Home > astronomy > Astronomers raise possibility of more planets beyond Neptune

Astronomers raise possibility of more planets beyond Neptune

Astronomers from a university in Spain suggested in a paper published earlier this month that there may be at least two planets in our solar system beyond the orbit of Neptune, shown here in a 1989 image obtained by the Voyager 2 spacecraft. Image courtesy NASA.

Astronomers from a university in Spain suggested in a paper published earlier this month that there may be at least two planets in our solar system beyond the orbit of Neptune, shown here in a 1989 image obtained by the Voyager 2 spacecraft. Image courtesy NASA.

A paper published earlier this month in a European journal proposes that the solar system may include two or more additional planets beyond the orbit of Neptune.

The hypothesis is based on a mathematical calculation of the expected orbital dynamics of other objects that orbit the sun in the vast region beyond our star’s outermost known planet.

Scientists have long understood that extreme trans-Neptunian objects should proceed in orbit on a path that has an inclination of zero degrees and an angle of perihelion of about zero degrees. The accepted theory also holds that the semi-major axis of ETNOs should be about 150 astronomical units.

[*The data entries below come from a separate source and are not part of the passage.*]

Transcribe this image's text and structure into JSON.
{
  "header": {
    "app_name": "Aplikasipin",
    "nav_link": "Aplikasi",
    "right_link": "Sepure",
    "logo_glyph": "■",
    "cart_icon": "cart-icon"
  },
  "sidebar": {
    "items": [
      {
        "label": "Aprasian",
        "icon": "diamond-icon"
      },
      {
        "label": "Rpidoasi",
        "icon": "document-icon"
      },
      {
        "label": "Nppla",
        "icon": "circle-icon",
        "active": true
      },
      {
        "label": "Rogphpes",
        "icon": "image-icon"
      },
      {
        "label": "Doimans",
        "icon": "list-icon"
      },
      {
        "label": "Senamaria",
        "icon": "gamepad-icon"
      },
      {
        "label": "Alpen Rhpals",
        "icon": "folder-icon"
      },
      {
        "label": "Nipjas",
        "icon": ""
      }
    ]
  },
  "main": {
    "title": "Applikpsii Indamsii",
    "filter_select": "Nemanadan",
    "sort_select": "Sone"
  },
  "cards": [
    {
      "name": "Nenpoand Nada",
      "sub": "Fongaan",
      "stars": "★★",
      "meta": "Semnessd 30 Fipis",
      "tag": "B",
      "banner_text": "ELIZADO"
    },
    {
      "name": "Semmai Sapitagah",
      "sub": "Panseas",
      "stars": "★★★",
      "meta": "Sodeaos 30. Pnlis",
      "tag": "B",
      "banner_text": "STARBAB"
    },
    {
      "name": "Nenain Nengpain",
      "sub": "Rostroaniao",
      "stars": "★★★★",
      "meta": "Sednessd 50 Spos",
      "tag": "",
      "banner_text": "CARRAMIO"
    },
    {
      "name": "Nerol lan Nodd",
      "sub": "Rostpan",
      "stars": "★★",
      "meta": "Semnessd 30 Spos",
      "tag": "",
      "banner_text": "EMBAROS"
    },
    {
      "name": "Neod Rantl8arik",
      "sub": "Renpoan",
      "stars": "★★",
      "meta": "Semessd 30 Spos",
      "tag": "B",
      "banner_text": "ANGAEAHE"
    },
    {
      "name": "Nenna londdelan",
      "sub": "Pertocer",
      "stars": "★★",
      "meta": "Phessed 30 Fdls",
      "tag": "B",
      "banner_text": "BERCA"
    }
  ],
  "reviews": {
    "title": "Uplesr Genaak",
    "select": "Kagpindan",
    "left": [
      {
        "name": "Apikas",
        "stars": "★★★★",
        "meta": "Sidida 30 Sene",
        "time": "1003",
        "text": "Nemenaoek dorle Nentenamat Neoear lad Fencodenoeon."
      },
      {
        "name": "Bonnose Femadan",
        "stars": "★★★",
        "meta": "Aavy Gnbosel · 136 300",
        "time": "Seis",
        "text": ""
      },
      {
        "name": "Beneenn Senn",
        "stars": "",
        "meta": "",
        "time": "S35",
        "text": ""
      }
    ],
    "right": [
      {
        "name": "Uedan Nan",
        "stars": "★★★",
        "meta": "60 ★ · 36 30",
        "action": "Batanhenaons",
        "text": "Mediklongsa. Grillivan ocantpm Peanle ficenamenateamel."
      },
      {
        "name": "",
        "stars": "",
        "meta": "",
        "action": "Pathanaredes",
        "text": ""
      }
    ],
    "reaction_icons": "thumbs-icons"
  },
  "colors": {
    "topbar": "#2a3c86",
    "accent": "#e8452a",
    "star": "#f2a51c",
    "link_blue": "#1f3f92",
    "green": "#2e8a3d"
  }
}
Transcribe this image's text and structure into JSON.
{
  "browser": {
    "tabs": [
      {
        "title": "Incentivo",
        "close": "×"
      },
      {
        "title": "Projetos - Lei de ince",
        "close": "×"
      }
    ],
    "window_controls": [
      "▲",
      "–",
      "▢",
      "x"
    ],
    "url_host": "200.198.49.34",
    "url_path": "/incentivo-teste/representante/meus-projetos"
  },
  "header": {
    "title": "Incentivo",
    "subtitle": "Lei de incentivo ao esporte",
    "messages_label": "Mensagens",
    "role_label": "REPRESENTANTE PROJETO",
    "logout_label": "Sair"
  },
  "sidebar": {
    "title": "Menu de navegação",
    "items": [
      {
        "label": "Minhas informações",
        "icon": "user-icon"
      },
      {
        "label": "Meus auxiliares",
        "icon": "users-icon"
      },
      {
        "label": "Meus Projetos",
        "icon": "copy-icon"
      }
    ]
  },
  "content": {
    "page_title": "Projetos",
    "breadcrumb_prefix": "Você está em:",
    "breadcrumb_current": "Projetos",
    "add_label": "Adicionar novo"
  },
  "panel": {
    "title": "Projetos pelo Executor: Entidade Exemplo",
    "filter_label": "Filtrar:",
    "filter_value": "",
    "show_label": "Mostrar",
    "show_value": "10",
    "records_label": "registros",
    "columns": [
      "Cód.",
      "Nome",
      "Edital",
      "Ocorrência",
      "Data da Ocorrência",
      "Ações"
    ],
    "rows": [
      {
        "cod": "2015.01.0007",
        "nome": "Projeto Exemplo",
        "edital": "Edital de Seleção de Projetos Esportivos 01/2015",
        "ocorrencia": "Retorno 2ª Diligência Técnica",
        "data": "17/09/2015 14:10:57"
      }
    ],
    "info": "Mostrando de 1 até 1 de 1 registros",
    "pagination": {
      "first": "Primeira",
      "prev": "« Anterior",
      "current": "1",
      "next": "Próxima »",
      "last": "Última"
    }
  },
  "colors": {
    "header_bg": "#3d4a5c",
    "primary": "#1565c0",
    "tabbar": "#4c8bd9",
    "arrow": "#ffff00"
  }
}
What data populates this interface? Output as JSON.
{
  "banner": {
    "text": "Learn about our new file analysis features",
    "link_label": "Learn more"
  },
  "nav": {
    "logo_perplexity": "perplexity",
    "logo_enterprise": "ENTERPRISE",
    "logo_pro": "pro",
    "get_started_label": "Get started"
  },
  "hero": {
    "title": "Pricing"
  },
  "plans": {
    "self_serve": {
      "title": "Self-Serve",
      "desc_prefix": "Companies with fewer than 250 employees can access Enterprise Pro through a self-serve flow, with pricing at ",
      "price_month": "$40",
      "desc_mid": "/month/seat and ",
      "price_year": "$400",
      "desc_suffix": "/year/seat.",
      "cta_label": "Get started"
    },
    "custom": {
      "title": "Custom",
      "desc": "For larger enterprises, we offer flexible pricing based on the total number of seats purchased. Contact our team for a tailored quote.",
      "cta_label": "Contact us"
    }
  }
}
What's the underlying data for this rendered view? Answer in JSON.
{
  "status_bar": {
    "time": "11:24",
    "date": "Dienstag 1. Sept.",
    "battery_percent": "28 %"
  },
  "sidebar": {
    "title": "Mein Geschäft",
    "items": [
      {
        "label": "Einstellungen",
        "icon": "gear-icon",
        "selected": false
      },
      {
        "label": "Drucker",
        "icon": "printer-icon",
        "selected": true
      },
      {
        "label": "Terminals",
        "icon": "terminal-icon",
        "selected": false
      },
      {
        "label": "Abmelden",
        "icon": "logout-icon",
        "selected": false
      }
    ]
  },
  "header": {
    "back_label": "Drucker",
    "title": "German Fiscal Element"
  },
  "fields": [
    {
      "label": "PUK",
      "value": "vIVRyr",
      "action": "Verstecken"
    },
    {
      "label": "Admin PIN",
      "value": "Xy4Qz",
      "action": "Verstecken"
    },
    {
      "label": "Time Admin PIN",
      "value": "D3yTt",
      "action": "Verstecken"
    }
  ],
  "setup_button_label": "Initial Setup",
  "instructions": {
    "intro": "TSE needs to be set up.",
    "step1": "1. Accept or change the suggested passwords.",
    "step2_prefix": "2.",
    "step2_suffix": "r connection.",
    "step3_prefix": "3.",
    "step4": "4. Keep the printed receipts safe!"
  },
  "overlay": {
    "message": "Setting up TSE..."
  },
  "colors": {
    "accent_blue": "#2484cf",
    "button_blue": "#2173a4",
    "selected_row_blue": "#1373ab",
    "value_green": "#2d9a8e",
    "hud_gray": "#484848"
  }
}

The inclination of a celestial object’s orbit is the angular distance between that orbit and the ecliptic. An object’s perihelion is the point in the object’s orbit where it is closest to the sun. The semi-major axis of an orbit can best be thought of as the radius between the two points in an orbit that are most distant from each other.

In the cases of 12 of the ETNOs, the data indicates that their orbits do not comport with those expectations. For example, their semi-major axes vary between 150 AU and 525 AU and the average inclination of their orbits is about 20 degrees.

“This excess of objects with unexpected orbital parameters makes us believe that some invisible forces are altering the distribution of the orbital elements of the ETNO and we consider that the most probable explanation is that other unknown planets exist beyond Neptune and Pluto,” Carlos de la Fuente Marcos, an astrophysicist at the Complutense University of Madrid in Spain and a co-author of the study, said. “The exact number is uncertain, given that the data that we have is limited, but our calculations suggest that there are at least two planets, and probably more, within the confines of our solar system.”

Fuentes and two co-authors applied a phenomenon called the Kozai mechanism, a mathematical model that shows how a more distant celestial object affects the orbit of one that is closer to the sun, to achieve their hypothesis. The researchers applied the Kozai mechanism to a comet called 96P/Machholz1 and Jupiter as a model.

The analysis suggests that the only way the dozen ETNOs would demonstrate the orbital characteristics they do is if at least two more planets, larger than Earth, are farther out in space.

This conclusion is not consistent with the traditional view of the solar system, which holds that no planets in a circular orbit beyond Neptune are possible.

But other recent research indicates that the conventional view of the maximum size of our solar system may be incorrect. In 2014, for example, astronomers using the Atacama Large Millimeter Array in Chile documented the discovery of a star system about 450 light years away in which a planet-forming cloud of debris exists more than 100 AUs from the star.

Scientists have also confirmed the presence of at least two celestial objects far beyond Pluto with eccentric orbits that may be explained by the presence of a planet larger than Earth in the inner Oort cloud. Those dwarf planets – Sedna and 2012VP113 – have highly elongated orbits that, at perihelion, come no closer than 76 and 80 AUs from the sun and, at aphelion, are more than 900 AUs and more than 450 AUs away from our star.

This month’s paper appears in Monthly Notices of the Royal Astronomical Society. It builds on conclusions the same authors proposed in another paper published in the same journal in Sept. 2014.

Advertisements
  1. No comments yet.
  1. No trackbacks yet.

Leave a Reply

Fill in your details below or click an icon to log in:

WordPress.com Logo

You are commenting using your WordPress.com account. Log Out / Change )

Twitter picture

You are commenting using your Twitter account. Log Out / Change )

Facebook photo

You are commenting using your Facebook account. Log Out / Change )

Google+ photo

You are commenting using your Google+ account. Log Out / Change )

Connecting to %s

coastal traveler

Trust, Faith and Change

Lewis Editorial

Bringing stories to life

Grey World Nomads

Around The World At A Slow Pace

The 70 at 70 Challenge

And so, I turned 70, and a new decade beckons....

The Last Ocean

Protecting the Ross Sea, Antarctica.

eoearthlive

Encyclopedia of Earth on WordPress

Evolutionary Biology

No foresight, no way back

Why? Because Science.

Combating Stupidity Since 2012

Empirical SCOTUS

Viewing the Supreme Court in an entirely new light

Discover

A daily selection of the best content published on WordPress, collected for you by humans who love to read.

%d bloggers like this: